■ WHAT YOU HAVE TO DO: Reproduce the records that follow without alteration, apart from removing the pictures.

== DATA TO EXAMINE

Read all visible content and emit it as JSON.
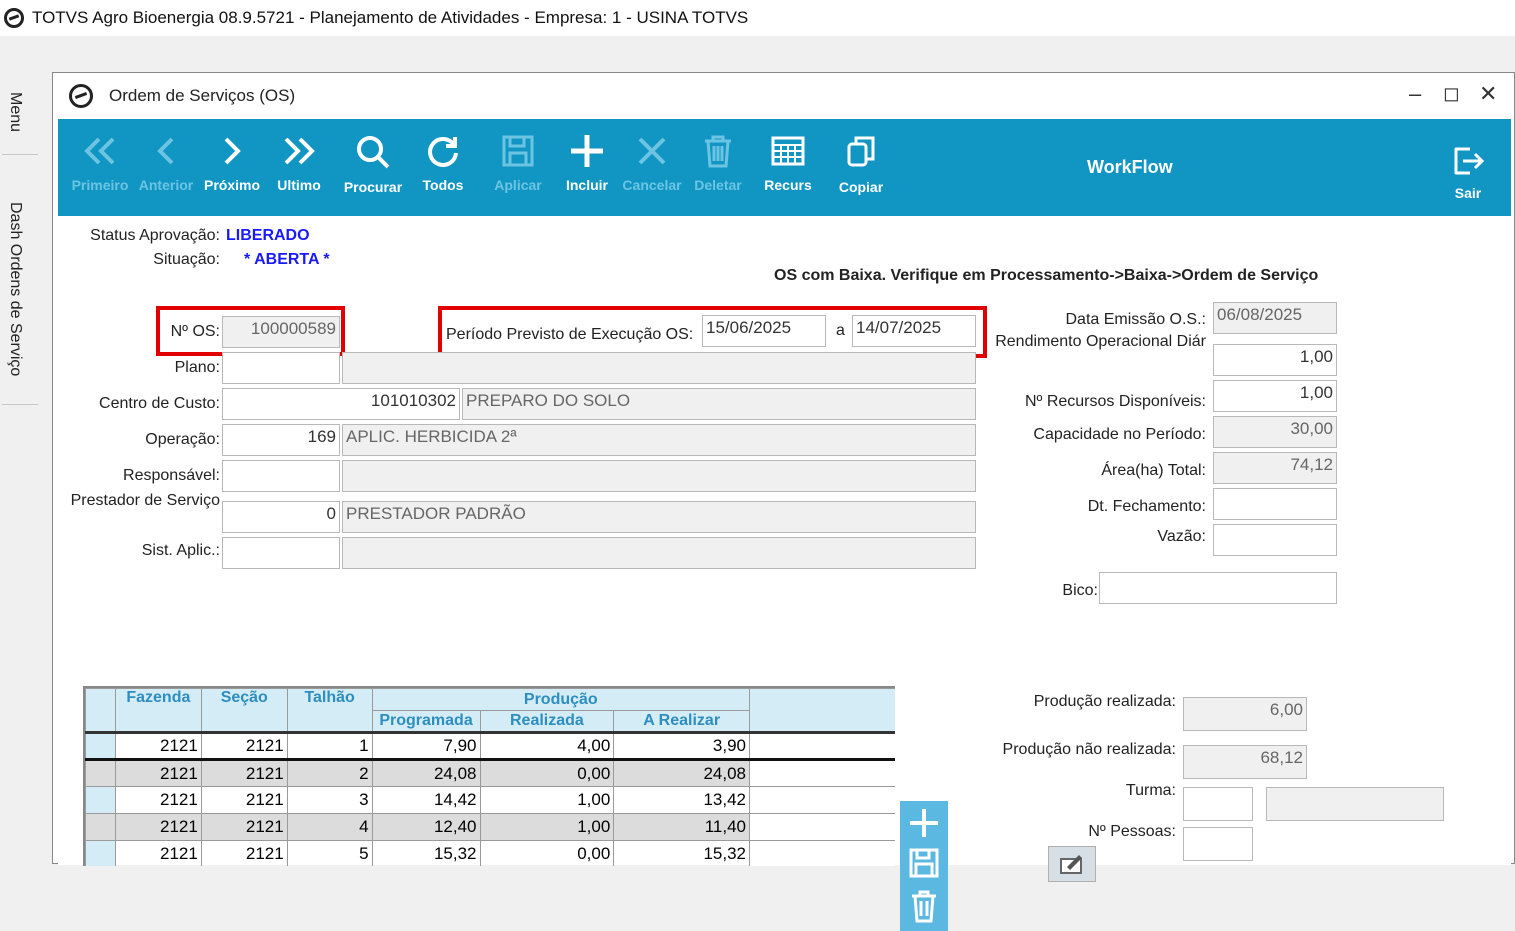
{
  "app_title": "TOTVS Agro Bioenergia 08.9.5721 - Planejamento de Atividades  - Empresa: 1 - USINA TOTVS",
  "sidebar": {
    "menu": "Menu",
    "dash": "Dash Ordens de Serviço"
  },
  "window": {
    "title": "Ordem de Serviços (OS)"
  },
  "toolbar": {
    "primeiro": "Primeiro",
    "anterior": "Anterior",
    "proximo": "Próximo",
    "ultimo": "Ultimo",
    "procurar": "Procurar",
    "todos": "Todos",
    "aplicar": "Aplicar",
    "incluir": "Incluir",
    "cancelar": "Cancelar",
    "deletar": "Deletar",
    "recurs": "Recurs",
    "copiar": "Copiar",
    "workflow": "WorkFlow",
    "sair": "Sair"
  },
  "status": {
    "aprovacao_label": "Status Aprovação:",
    "aprovacao_value": "LIBERADO",
    "situacao_label": "Situação:",
    "situacao_value": "* ABERTA *",
    "message": "OS com Baixa. Verifique em Processamento->Baixa->Ordem de Serviço"
  },
  "form": {
    "nos_label": "Nº OS:",
    "nos_value": "100000589",
    "periodo_label": "Período Previsto de Execução OS:",
    "periodo_inicio": "15/06/2025",
    "periodo_sep": "a",
    "periodo_fim": "14/07/2025",
    "plano_label": "Plano:",
    "cc_label": "Centro de Custo:",
    "cc_code": "101010302",
    "cc_desc": "PREPARO DO SOLO",
    "operacao_label": "Operação:",
    "operacao_code": "169",
    "operacao_desc": "APLIC. HERBICIDA 2ª",
    "responsavel_label": "Responsável:",
    "prestador_label": "Prestador de Serviço",
    "prestador_code": "0",
    "prestador_desc": "PRESTADOR PADRÃO",
    "sist_label": "Sist. Aplic.:"
  },
  "right": {
    "data_emissao_label": "Data Emissão O.S.:",
    "data_emissao_value": "06/08/2025",
    "rendimento_label": "Rendimento Operacional Diár",
    "rendimento_value": "1,00",
    "recursos_label": "Nº Recursos Disponíveis:",
    "recursos_value": "1,00",
    "capacidade_label": "Capacidade no Período:",
    "capacidade_value": "30,00",
    "area_label": "Área(ha) Total:",
    "area_value": "74,12",
    "fechamento_label": "Dt. Fechamento:",
    "vazao_label": "Vazão:",
    "bico_label": "Bico:",
    "prod_realizada_label": "Produção realizada:",
    "prod_realizada_value": "6,00",
    "prod_nao_realizada_label": "Produção não realizada:",
    "prod_nao_realizada_value": "68,12",
    "turma_label": "Turma:",
    "pessoas_label": "Nº Pessoas:"
  },
  "grid": {
    "headers": {
      "fazenda": "Fazenda",
      "secao": "Seção",
      "talhao": "Talhão",
      "producao": "Produção",
      "programada": "Programada",
      "realizada": "Realizada",
      "a_realizar": "A Realizar"
    },
    "rows": [
      [
        "2121",
        "2121",
        "1",
        "7,90",
        "4,00",
        "3,90"
      ],
      [
        "2121",
        "2121",
        "2",
        "24,08",
        "0,00",
        "24,08"
      ],
      [
        "2121",
        "2121",
        "3",
        "14,42",
        "1,00",
        "13,42"
      ],
      [
        "2121",
        "2121",
        "4",
        "12,40",
        "1,00",
        "11,40"
      ],
      [
        "2121",
        "2121",
        "5",
        "15,32",
        "0,00",
        "15,32"
      ]
    ]
  }
}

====

■ TASK OUTPUT:
Read all visible content and emit it as JSON.
{
  "app_title": "TOTVS Agro Bioenergia 08.9.5721 - Planejamento de Atividades  - Empresa: 1 - USINA TOTVS",
  "sidebar": {
    "menu": "Menu",
    "dash": "Dash Ordens de Serviço"
  },
  "window": {
    "title": "Ordem de Serviços (OS)"
  },
  "toolbar": {
    "primeiro": "Primeiro",
    "anterior": "Anterior",
    "proximo": "Próximo",
    "ultimo": "Ultimo",
    "procurar": "Procurar",
    "todos": "Todos",
    "aplicar": "Aplicar",
    "incluir": "Incluir",
    "cancelar": "Cancelar",
    "deletar": "Deletar",
    "recurs": "Recurs",
    "copiar": "Copiar",
    "workflow": "WorkFlow",
    "sair": "Sair"
  },
  "status": {
    "aprovacao_label": "Status Aprovação:",
    "aprovacao_value": "LIBERADO",
    "situacao_label": "Situação:",
    "situacao_value": "* ABERTA *",
    "message": "OS com Baixa. Verifique em Processamento->Baixa->Ordem de Serviço"
  },
  "form": {
    "nos_label": "Nº OS:",
    "nos_value": "100000589",
    "periodo_label": "Período Previsto de Execução OS:",
    "periodo_inicio": "15/06/2025",
    "periodo_sep": "a",
    "periodo_fim": "14/07/2025",
    "plano_label": "Plano:",
    "cc_label": "Centro de Custo:",
    "cc_code": "101010302",
    "cc_desc": "PREPARO DO SOLO",
    "operacao_label": "Operação:",
    "operacao_code": "169",
    "operacao_desc": "APLIC. HERBICIDA 2ª",
    "responsavel_label": "Responsável:",
    "prestador_label": "Prestador de Serviço",
    "prestador_code": "0",
    "prestador_desc": "PRESTADOR PADRÃO",
    "sist_label": "Sist. Aplic.:"
  },
  "right": {
    "data_emissao_label": "Data Emissão O.S.:",
    "data_emissao_value": "06/08/2025",
    "rendimento_label": "Rendimento Operacional Diár",
    "rendimento_value": "1,00",
    "recursos_label": "Nº Recursos Disponíveis:",
    "recursos_value": "1,00",
    "capacidade_label": "Capacidade no Período:",
    "capacidade_value": "30,00",
    "area_label": "Área(ha) Total:",
    "area_value": "74,12",
    "fechamento_label": "Dt. Fechamento:",
    "vazao_label": "Vazão:",
    "bico_label": "Bico:",
    "prod_realizada_label": "Produção realizada:",
    "prod_realizada_value": "6,00",
    "prod_nao_realizada_label": "Produção não realizada:",
    "prod_nao_realizada_value": "68,12",
    "turma_label": "Turma:",
    "pessoas_label": "Nº Pessoas:"
  },
  "grid": {
    "headers": {
      "fazenda": "Fazenda",
      "secao": "Seção",
      "talhao": "Talhão",
      "producao": "Produção",
      "programada": "Programada",
      "realizada": "Realizada",
      "a_realizar": "A Realizar"
    },
    "rows": [
      [
        "2121",
        "2121",
        "1",
        "7,90",
        "4,00",
        "3,90"
      ],
      [
        "2121",
        "2121",
        "2",
        "24,08",
        "0,00",
        "24,08"
      ],
      [
        "2121",
        "2121",
        "3",
        "14,42",
        "1,00",
        "13,42"
      ],
      [
        "2121",
        "2121",
        "4",
        "12,40",
        "1,00",
        "11,40"
      ],
      [
        "2121",
        "2121",
        "5",
        "15,32",
        "0,00",
        "15,32"
      ]
    ]
  }
}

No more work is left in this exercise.